One way to reduce Social Security costs is to reduce or eliminate benefits paid to wealthier retirees. Advocates say that reducing or eliminating benefits for those whose income or assets exceed certain thresholds would help preserve Social Security as a safety net for those who truly need it. Opponents say it would fundamentally alter the program that pays benefits to all workers who contribute into the system and could erode support for the program, especially by the wealthier, who might view Social Security as simply another welfare benefit. In addition, it could discourage personal savings, because if someone had a high amount of savings, a means test could reduce or even eliminate their Social Security benefit. Note that Social Security benefits are not taxed for those whose income is less than $25,000 if single and $34,000 if married. Wealthier taxpayers pay income taxes on up to 85 percent of their Social Security benefits; those taxes are deposited into the Social Security trust funds. This could be considered as a means test of sorts.
Many different types of benefit changes have been proposed—some to address the financial challenges of Social Security and others to strengthen benefits for certain beneficiaries.
Should Social Security Have a Minimum Benefit?
Implementing a minimum benefit level has been included in a number of Social Security reform proposals.
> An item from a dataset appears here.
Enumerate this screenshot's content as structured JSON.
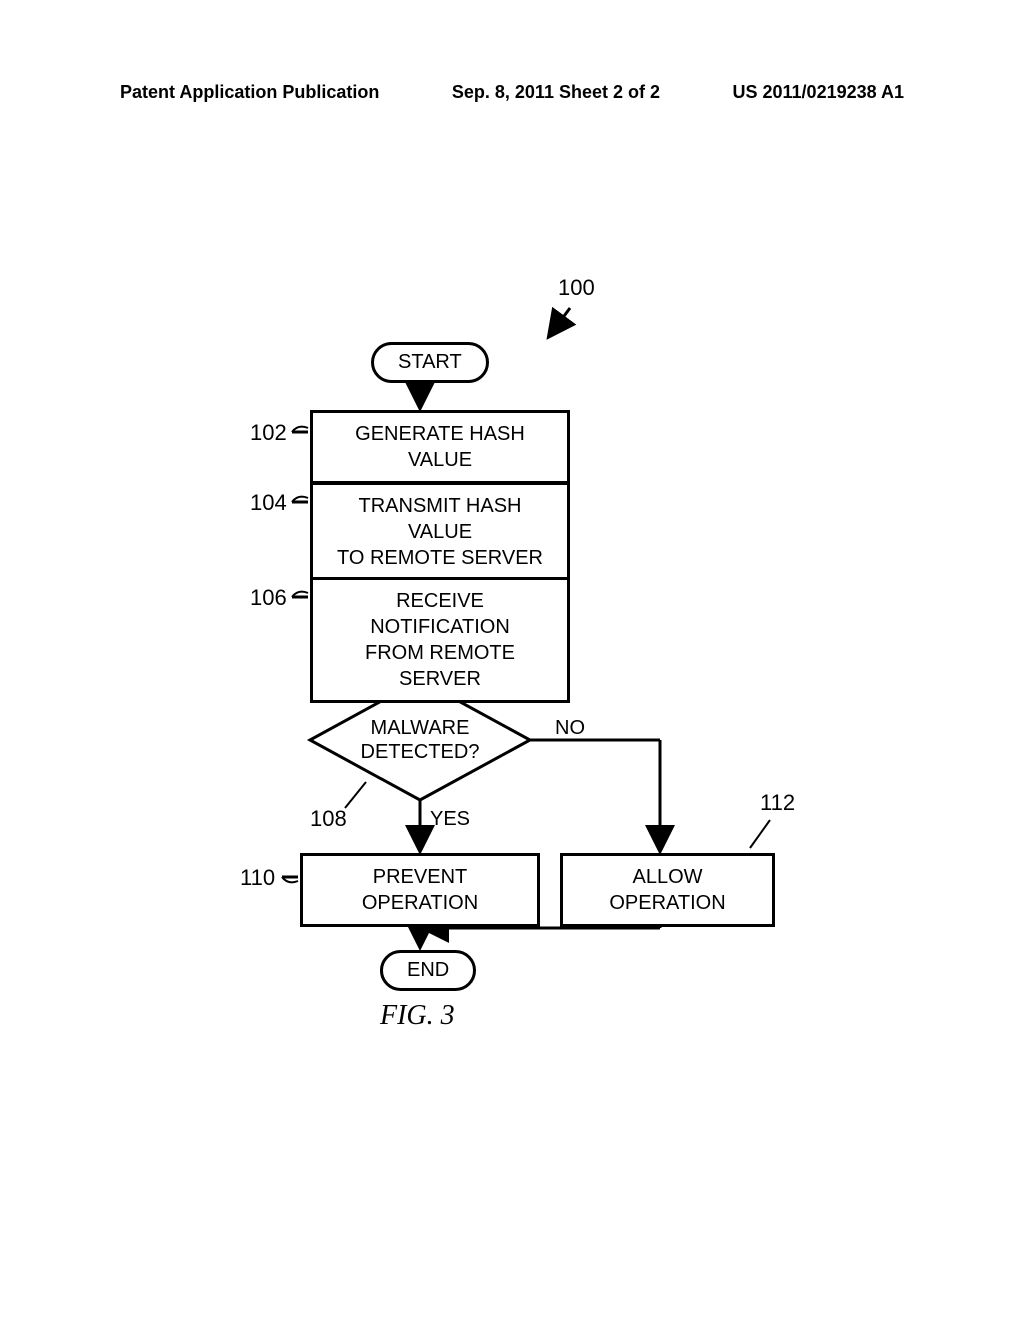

While many of the proposals are focused on improving Social Security’s financing, there is also recognition that some retirees rely solely on Social Security for their retirement income. Having a minimum benefit level could help keep these retirees or surviving spouses out of poverty. On the other hand, it could discourage some people from working and saving for retirement. Others would say that minimum benefits belong in Supplemental Security Income (SSI), not Social Security.
A minimum benefit could be provided to those who had low wages over the course of their careers. The actual minimum benefit amount could be dependent on a worker’s retirement age as well as how many years they had in the work force. It could be implemented at retirement or a later date, such as 20 years after retirement.
Widows, especially the oldest old, are also a group who often end up in poverty due to the low level of their spousal survivor benefits and the exhaustion of any other assets and their longevity. Proposals could be designed to address this situation.
From its inception, Social Security has had elements of individual equity and social adequacy. Individual equity means basing a worker’s benefit on their wage history. Social adequacy means basing a worker’s benefit on their deemed financial need. Both of these are essential to the success of Social Security to ensure public support and an adequate level of income for covered workers. Many different types of benefit changes have been proposed—some to address the financial challenges of Social Security and others to strengthen benefits for certain beneficiaries. All of the options have different impacts on individual workers/retirees as well as different levels of cost savings, so these trade-offs need to be evaluated in light of the Social Security system’s dual goals of individual equity and social adequacy, and the need to bring Social Security back into financial sustainability.
The 2020 Social Security Trustees Report does not reflect the COVID-19 pandemic and states that the magnitude of near-term and long-range effects on the population and economy is unclear. For example, payroll tax revenues will decline in 2020, which will have a detrimental impact on Social Security financial projections and would likely change some of the numbers in this guide. Such potential effects of the pandemic illustrate a need to consider Social Security reforms in the near term so that a wider range of options that might provide a more gradual approach to benefit or revenue changes can be considered.
Additional Resources From the Academy
- Social Security Reform Options
- Academy Essential Elements Paper on Social Security
- An Actuarial Perspective on the 2020 Social Security Trustees Report
- Helping the ‘Old-Old’—Possible Changes to Social Security to Address the Concerns of Older Americans
1 The CPI is a measure of the average change over time in the prices paid by consumers for goods and services.